Lionel Messi joined Major League Soccer club Inter Miami in July, and the results have been near-instant.
His club won the reformatted Leagues Cup competition, which features teams from Mexico's LigaMX and MLS, with the Argentine scoring 10 goals along the way.
He's also been heavily featured in advertising since his arrival, both by the league and its broadcast partners.
Canadian Major League Soccer clubs are sharing the benefits, and drawbacks, of having one of the world's greatest players join the league when it comes to marketing and preparing to play against him.
Messi's signing, Vancouver Whitecaps sporting director Axel Schuster said, represents a chance for the league to better market itself.
"There's zero frustration," he said about whether Messi's signing had taken away from the work other clubs do in the league. "I think all the stories around Messi are a door opener for us … to deliver additional content from around the league."
Messi's signing and Leagues Cup exploits made headlines and he has been heavily promoted by Apple TV — Major League Soccer's broadcasting partner.
Many of their ads for the league feature photos or clips of the Argentine in action.
"Messi coming to MLS has had tremendous impact on the league and the interest in the league and I think the valuation of the of the teams affiliated with the league," said Cheri Bradish, the director of the Future of Sport Lab and Sport Initiatives at Toronto Metropolitan University.

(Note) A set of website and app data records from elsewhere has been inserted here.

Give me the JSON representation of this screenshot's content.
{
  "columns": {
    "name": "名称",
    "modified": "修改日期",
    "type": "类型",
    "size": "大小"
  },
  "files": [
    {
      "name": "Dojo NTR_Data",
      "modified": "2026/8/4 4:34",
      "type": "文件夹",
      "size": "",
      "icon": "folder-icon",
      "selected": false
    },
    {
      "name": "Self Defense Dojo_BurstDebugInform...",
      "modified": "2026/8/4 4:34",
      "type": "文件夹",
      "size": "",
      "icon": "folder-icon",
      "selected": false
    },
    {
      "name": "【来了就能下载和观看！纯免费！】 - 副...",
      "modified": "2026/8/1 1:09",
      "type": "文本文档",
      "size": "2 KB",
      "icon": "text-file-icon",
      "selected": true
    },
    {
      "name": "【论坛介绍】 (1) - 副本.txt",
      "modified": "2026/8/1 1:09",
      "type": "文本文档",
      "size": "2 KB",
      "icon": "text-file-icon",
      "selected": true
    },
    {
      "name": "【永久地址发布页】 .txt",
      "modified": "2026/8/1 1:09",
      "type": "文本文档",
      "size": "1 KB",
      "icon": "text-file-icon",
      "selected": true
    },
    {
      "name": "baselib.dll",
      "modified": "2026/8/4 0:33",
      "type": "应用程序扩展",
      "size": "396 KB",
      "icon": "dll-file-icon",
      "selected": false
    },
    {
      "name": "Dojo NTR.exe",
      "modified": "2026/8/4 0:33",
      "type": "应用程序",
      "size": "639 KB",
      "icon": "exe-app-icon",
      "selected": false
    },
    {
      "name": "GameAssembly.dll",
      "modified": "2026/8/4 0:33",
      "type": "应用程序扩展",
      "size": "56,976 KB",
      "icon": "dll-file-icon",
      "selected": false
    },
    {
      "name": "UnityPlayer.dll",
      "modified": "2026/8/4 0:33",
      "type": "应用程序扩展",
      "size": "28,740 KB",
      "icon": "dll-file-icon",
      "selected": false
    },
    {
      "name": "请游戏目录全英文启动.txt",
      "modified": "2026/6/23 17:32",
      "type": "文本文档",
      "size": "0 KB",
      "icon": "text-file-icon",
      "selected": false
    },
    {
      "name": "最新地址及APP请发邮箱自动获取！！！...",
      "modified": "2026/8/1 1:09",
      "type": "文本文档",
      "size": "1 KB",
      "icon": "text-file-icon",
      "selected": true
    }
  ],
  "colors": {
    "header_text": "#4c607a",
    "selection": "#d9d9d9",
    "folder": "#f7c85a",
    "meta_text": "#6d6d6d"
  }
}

Bradish has previously worked for the Florida Sports Foundation, Nike Canada, Florida State University Department of Athletics, the Vancouver Grizzlies, and the Vancouver Organizing Committee for the 2010 Olympic and Paralympic Games.
But, she said, the league and its clubs need to be aware and plan what will happen when the 35-year-old decides to retire.
When Messi joined Miami, he signed a two-and-a-half-year contract.
"You use that as an opportunity to build and build new relationships strengthen old relationships with your consumers, partners, and other stakeholders. But you also have to have an eye on the long term, which is when Messi or other star players are not in the league," Bradish said, citing the way the NBA handled the retirement of Michael Jordan.
Patrick Leduc, the director of soccer culture for CF Montreal and a former Montreal Impact player, said Messi's signing could help grow the culture of the sport in Canada.
"So globally I think it's great for the league. I think it's drawing attention, it's exciting," he said. "Does it highlight some weaknesses in our in our league? Maybe it does, but that doesn't diminish the fact that globally it's a positive thing that's happening."
Leduc pointed to the longevity, in various iterations, of both Montreal and Vancouver as soccer clubs and said he believed Messi's signing could bring new fans from outside those cities to support them.
Montreal has already played Inter Miami this season, meaning they won't play the World Cup winner until potentially next season.
Toronto FC is the only Canadian club still to play Inter Miami.
Schuster said superstars like Messi have been proven to benefit leagues.
He points to Messi and Cristiano Ronaldo's time at Barcelona and Real Madrid respectively.
Schuster was working in German soccer at the time, but said it was evident how much attention the two players brought to Spain's La Liga.
That has also been seen with Swedish striker Zlatan Ibrahimovic signing for the L.A. Galaxy in 2018, he added.
"Superstars have always been good for leagues," Schuster said. "It's our job now to use this momentum and grow the secondary things behind him."
Those secondary things, he said, include the development of youth players and the success of MLS clubs in other competitions.
This report by The Canadian Press was first published Aug. 21, 2023.